» **What you need to do**: Entries follow. Return each line that contains the word "times".

» **Data for this task**:
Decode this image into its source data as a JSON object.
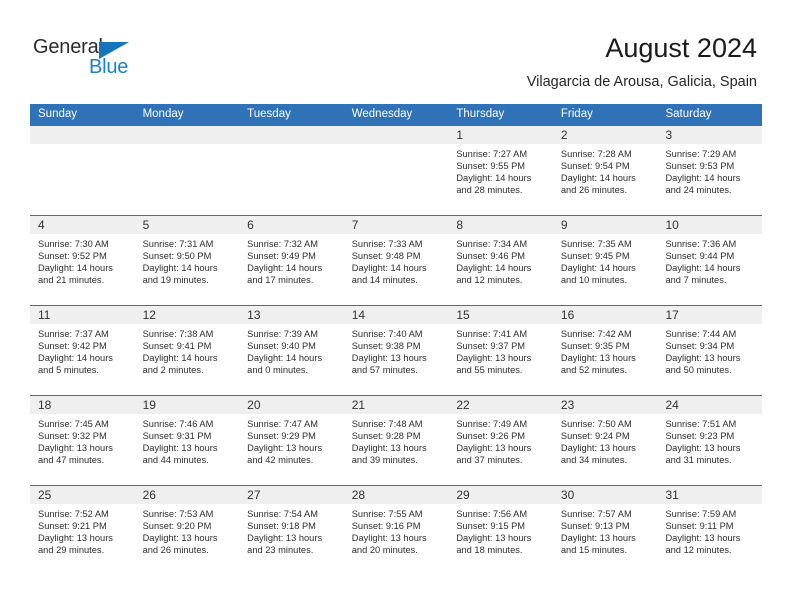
{
  "brand": {
    "name_part1": "General",
    "name_part2": "Blue",
    "triangle_color": "#1474bc",
    "blue_text_color": "#1b80cf"
  },
  "header": {
    "title": "August 2024",
    "subtitle": "Vilagarcia de Arousa, Galicia, Spain"
  },
  "theme": {
    "header_blue": "#2f72b8",
    "date_band_gray": "#efefef",
    "text_color": "#2e2e2e"
  },
  "calendar": {
    "day_names": [
      "Sunday",
      "Monday",
      "Tuesday",
      "Wednesday",
      "Thursday",
      "Friday",
      "Saturday"
    ],
    "weeks": [
      [
        {
          "date": "",
          "sunrise": "",
          "sunset": "",
          "daylight_line1": "",
          "daylight_line2": ""
        },
        {
          "date": "",
          "sunrise": "",
          "sunset": "",
          "daylight_line1": "",
          "daylight_line2": ""
        },
        {
          "date": "",
          "sunrise": "",
          "sunset": "",
          "daylight_line1": "",
          "daylight_line2": ""
        },
        {
          "date": "",
          "sunrise": "",
          "sunset": "",
          "daylight_line1": "",
          "daylight_line2": ""
        },
        {
          "date": "1",
          "sunrise": "Sunrise: 7:27 AM",
          "sunset": "Sunset: 9:55 PM",
          "daylight_line1": "Daylight: 14 hours",
          "daylight_line2": "and 28 minutes."
        },
        {
          "date": "2",
          "sunrise": "Sunrise: 7:28 AM",
          "sunset": "Sunset: 9:54 PM",
          "daylight_line1": "Daylight: 14 hours",
          "daylight_line2": "and 26 minutes."
        },
        {
          "date": "3",
          "sunrise": "Sunrise: 7:29 AM",
          "sunset": "Sunset: 9:53 PM",
          "daylight_line1": "Daylight: 14 hours",
          "daylight_line2": "and 24 minutes."
        }
      ],
      [
        {
          "date": "4",
          "sunrise": "Sunrise: 7:30 AM",
          "sunset": "Sunset: 9:52 PM",
          "daylight_line1": "Daylight: 14 hours",
          "daylight_line2": "and 21 minutes."
        },
        {
          "date": "5",
          "sunrise": "Sunrise: 7:31 AM",
          "sunset": "Sunset: 9:50 PM",
          "daylight_line1": "Daylight: 14 hours",
          "daylight_line2": "and 19 minutes."
        },
        {
          "date": "6",
          "sunrise": "Sunrise: 7:32 AM",
          "sunset": "Sunset: 9:49 PM",
          "daylight_line1": "Daylight: 14 hours",
          "daylight_line2": "and 17 minutes."
        },
        {
          "date": "7",
          "sunrise": "Sunrise: 7:33 AM",
          "sunset": "Sunset: 9:48 PM",
          "daylight_line1": "Daylight: 14 hours",
          "daylight_line2": "and 14 minutes."
        },
        {
          "date": "8",
          "sunrise": "Sunrise: 7:34 AM",
          "sunset": "Sunset: 9:46 PM",
          "daylight_line1": "Daylight: 14 hours",
          "daylight_line2": "and 12 minutes."
        },
        {
          "date": "9",
          "sunrise": "Sunrise: 7:35 AM",
          "sunset": "Sunset: 9:45 PM",
          "daylight_line1": "Daylight: 14 hours",
          "daylight_line2": "and 10 minutes."
        },
        {
          "date": "10",
          "sunrise": "Sunrise: 7:36 AM",
          "sunset": "Sunset: 9:44 PM",
          "daylight_line1": "Daylight: 14 hours",
          "daylight_line2": "and 7 minutes."
        }
      ],
      [
        {
          "date": "11",
          "sunrise": "Sunrise: 7:37 AM",
          "sunset": "Sunset: 9:42 PM",
          "daylight_line1": "Daylight: 14 hours",
          "daylight_line2": "and 5 minutes."
        },
        {
          "date": "12",
          "sunrise": "Sunrise: 7:38 AM",
          "sunset": "Sunset: 9:41 PM",
          "daylight_line1": "Daylight: 14 hours",
          "daylight_line2": "and 2 minutes."
        },
        {
          "date": "13",
          "sunrise": "Sunrise: 7:39 AM",
          "sunset": "Sunset: 9:40 PM",
          "daylight_line1": "Daylight: 14 hours",
          "daylight_line2": "and 0 minutes."
        },
        {
          "date": "14",
          "sunrise": "Sunrise: 7:40 AM",
          "sunset": "Sunset: 9:38 PM",
          "daylight_line1": "Daylight: 13 hours",
          "daylight_line2": "and 57 minutes."
        },
        {
          "date": "15",
          "sunrise": "Sunrise: 7:41 AM",
          "sunset": "Sunset: 9:37 PM",
          "daylight_line1": "Daylight: 13 hours",
          "daylight_line2": "and 55 minutes."
        },
        {
          "date": "16",
          "sunrise": "Sunrise: 7:42 AM",
          "sunset": "Sunset: 9:35 PM",
          "daylight_line1": "Daylight: 13 hours",
          "daylight_line2": "and 52 minutes."
        },
        {
          "date": "17",
          "sunrise": "Sunrise: 7:44 AM",
          "sunset": "Sunset: 9:34 PM",
          "daylight_line1": "Daylight: 13 hours",
          "daylight_line2": "and 50 minutes."
        }
      ],
      [
        {
          "date": "18",
          "sunrise": "Sunrise: 7:45 AM",
          "sunset": "Sunset: 9:32 PM",
          "daylight_line1": "Daylight: 13 hours",
          "daylight_line2": "and 47 minutes."
        },
        {
          "date": "19",
          "sunrise": "Sunrise: 7:46 AM",
          "sunset": "Sunset: 9:31 PM",
          "daylight_line1": "Daylight: 13 hours",
          "daylight_line2": "and 44 minutes."
        },
        {
          "date": "20",
          "sunrise": "Sunrise: 7:47 AM",
          "sunset": "Sunset: 9:29 PM",
          "daylight_line1": "Daylight: 13 hours",
          "daylight_line2": "and 42 minutes."
        },
        {
          "date": "21",
          "sunrise": "Sunrise: 7:48 AM",
          "sunset": "Sunset: 9:28 PM",
          "daylight_line1": "Daylight: 13 hours",
          "daylight_line2": "and 39 minutes."
        },
        {
          "date": "22",
          "sunrise": "Sunrise: 7:49 AM",
          "sunset": "Sunset: 9:26 PM",
          "daylight_line1": "Daylight: 13 hours",
          "daylight_line2": "and 37 minutes."
        },
        {
          "date": "23",
          "sunrise": "Sunrise: 7:50 AM",
          "sunset": "Sunset: 9:24 PM",
          "daylight_line1": "Daylight: 13 hours",
          "daylight_line2": "and 34 minutes."
        },
        {
          "date": "24",
          "sunrise": "Sunrise: 7:51 AM",
          "sunset": "Sunset: 9:23 PM",
          "daylight_line1": "Daylight: 13 hours",
          "daylight_line2": "and 31 minutes."
        }
      ],
      [
        {
          "date": "25",
          "sunrise": "Sunrise: 7:52 AM",
          "sunset": "Sunset: 9:21 PM",
          "daylight_line1": "Daylight: 13 hours",
          "daylight_line2": "and 29 minutes."
        },
        {
          "date": "26",
          "sunrise": "Sunrise: 7:53 AM",
          "sunset": "Sunset: 9:20 PM",
          "daylight_line1": "Daylight: 13 hours",
          "daylight_line2": "and 26 minutes."
        },
        {
          "date": "27",
          "sunrise": "Sunrise: 7:54 AM",
          "sunset": "Sunset: 9:18 PM",
          "daylight_line1": "Daylight: 13 hours",
          "daylight_line2": "and 23 minutes."
        },
        {
          "date": "28",
          "sunrise": "Sunrise: 7:55 AM",
          "sunset": "Sunset: 9:16 PM",
          "daylight_line1": "Daylight: 13 hours",
          "daylight_line2": "and 20 minutes."
        },
        {
          "date": "29",
          "sunrise": "Sunrise: 7:56 AM",
          "sunset": "Sunset: 9:15 PM",
          "daylight_line1": "Daylight: 13 hours",
          "daylight_line2": "and 18 minutes."
        },
        {
          "date": "30",
          "sunrise": "Sunrise: 7:57 AM",
          "sunset": "Sunset: 9:13 PM",
          "daylight_line1": "Daylight: 13 hours",
          "daylight_line2": "and 15 minutes."
        },
        {
          "date": "31",
          "sunrise": "Sunrise: 7:59 AM",
          "sunset": "Sunset: 9:11 PM",
          "daylight_line1": "Daylight: 13 hours",
          "daylight_line2": "and 12 minutes."
        }
      ]
    ]
  }
}
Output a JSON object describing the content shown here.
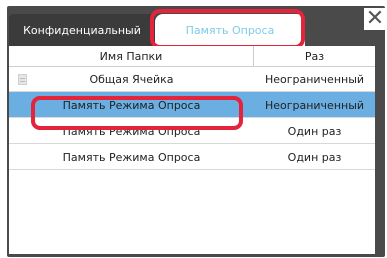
{
  "tabs": {
    "confidential_label": "Конфиденциальный",
    "polling_memory_label": "Память Опроса"
  },
  "table": {
    "headers": {
      "folder_name": "Имя Папки",
      "times": "Раз"
    },
    "rows": [
      {
        "name": "Общая Ячейка",
        "times": "Неограниченный",
        "icon": "document-icon"
      },
      {
        "name": "Память Режима Опроса",
        "times": "Неограниченный"
      },
      {
        "name": "Память Режима Опроса",
        "times": "Один раз"
      },
      {
        "name": "Память Режима Опроса",
        "times": "Один раз"
      }
    ],
    "selected_row_color": "#6aaee2"
  },
  "colors": {
    "highlight": "#e3243b",
    "panel_bg": "#4a4a4a",
    "active_tab_text": "#7ecbe8"
  },
  "close": {
    "label": "✕",
    "icon": "close-icon"
  }
}
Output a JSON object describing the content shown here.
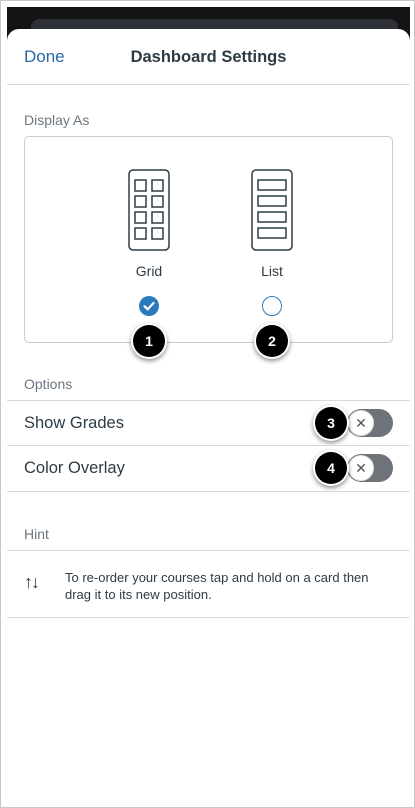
{
  "nav": {
    "done_label": "Done",
    "title": "Dashboard Settings"
  },
  "display_as": {
    "heading": "Display As",
    "options": [
      {
        "label": "Grid",
        "selected": true,
        "marker": "1"
      },
      {
        "label": "List",
        "selected": false,
        "marker": "2"
      }
    ]
  },
  "options": {
    "heading": "Options",
    "rows": [
      {
        "label": "Show Grades",
        "enabled": false,
        "marker": "3",
        "knob_glyph": "✕"
      },
      {
        "label": "Color Overlay",
        "enabled": false,
        "marker": "4",
        "knob_glyph": "✕"
      }
    ]
  },
  "hint": {
    "heading": "Hint",
    "icon": "reorder-arrows-icon",
    "icon_glyph": "↑↓",
    "text": "To re-order your courses tap and hold on a card then drag it to its new position."
  },
  "colors": {
    "accent": "#2a6aa6",
    "radio": "#2b7abc",
    "toggle_off": "#6d7378",
    "text": "#2d3b45"
  }
}
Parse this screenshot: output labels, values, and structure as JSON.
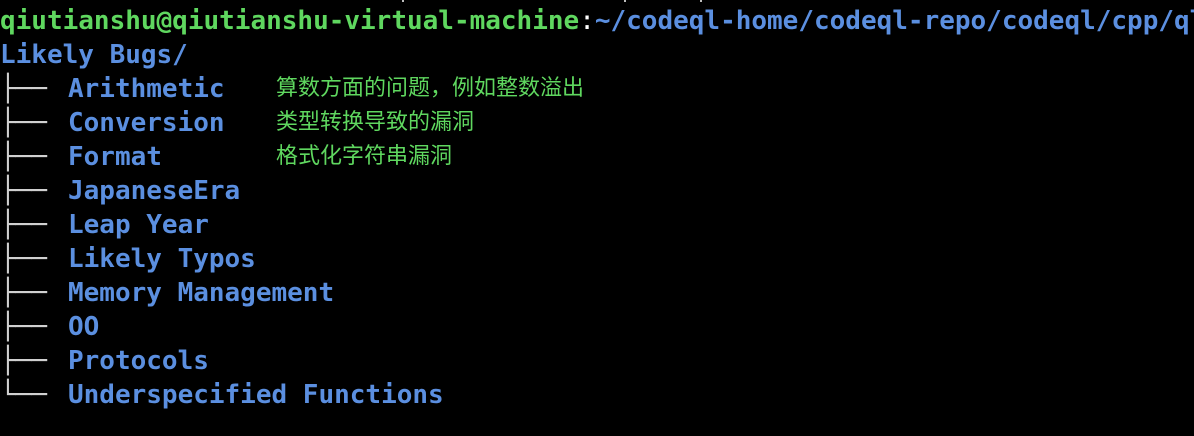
{
  "prompt": {
    "user_host": "qiutianshu@qiutianshu-virtual-machine",
    "separator": ":",
    "path": "~/codeql-home/codeql-repo/codeql/cpp/ql/src/"
  },
  "directory": "Likely Bugs/",
  "tree": {
    "branch": "├──",
    "last_branch": "└──",
    "items": [
      {
        "name": "Arithmetic",
        "comment": "算数方面的问题，例如整数溢出"
      },
      {
        "name": "Conversion",
        "comment": "类型转换导致的漏洞"
      },
      {
        "name": "Format",
        "comment": "格式化字符串漏洞"
      },
      {
        "name": "JapaneseEra",
        "comment": ""
      },
      {
        "name": "Leap Year",
        "comment": ""
      },
      {
        "name": "Likely Typos",
        "comment": ""
      },
      {
        "name": "Memory Management",
        "comment": ""
      },
      {
        "name": "OO",
        "comment": ""
      },
      {
        "name": "Protocols",
        "comment": ""
      },
      {
        "name": "Underspecified Functions",
        "comment": ""
      }
    ]
  },
  "colors": {
    "background": "#000000",
    "green": "#5fd75f",
    "blue": "#5b8fe0",
    "tree_lines": "#d0d0d0"
  }
}
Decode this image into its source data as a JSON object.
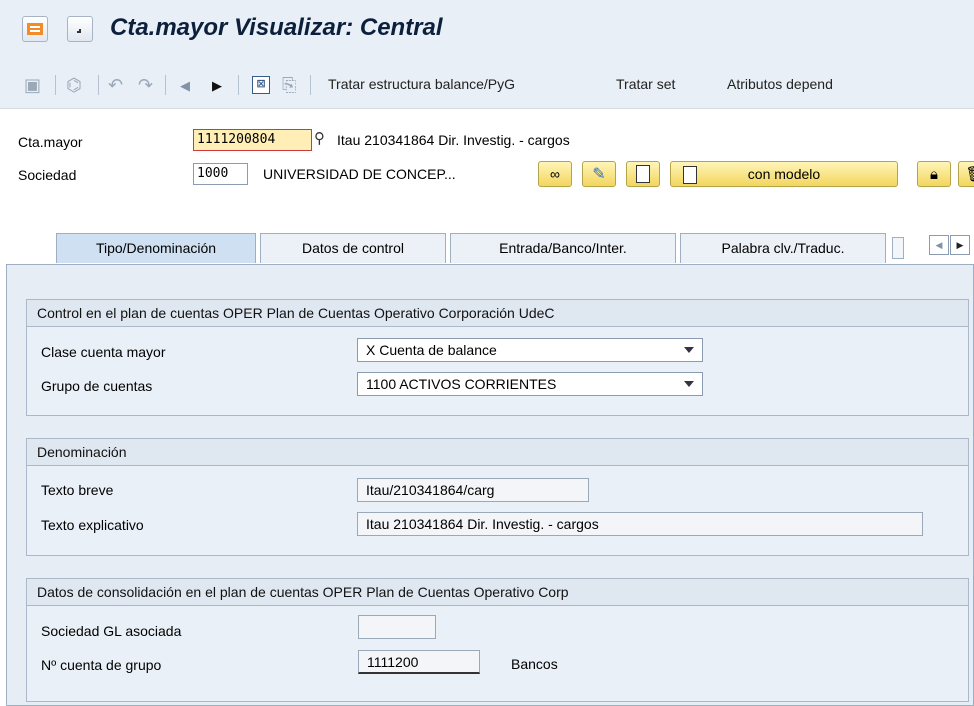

» **Response to this task**:
      "times": "Раз"
        "times": "Неограниченный",
        "times": "Неограниченный"
        "times": "Один раз"
        "times": "Один раз"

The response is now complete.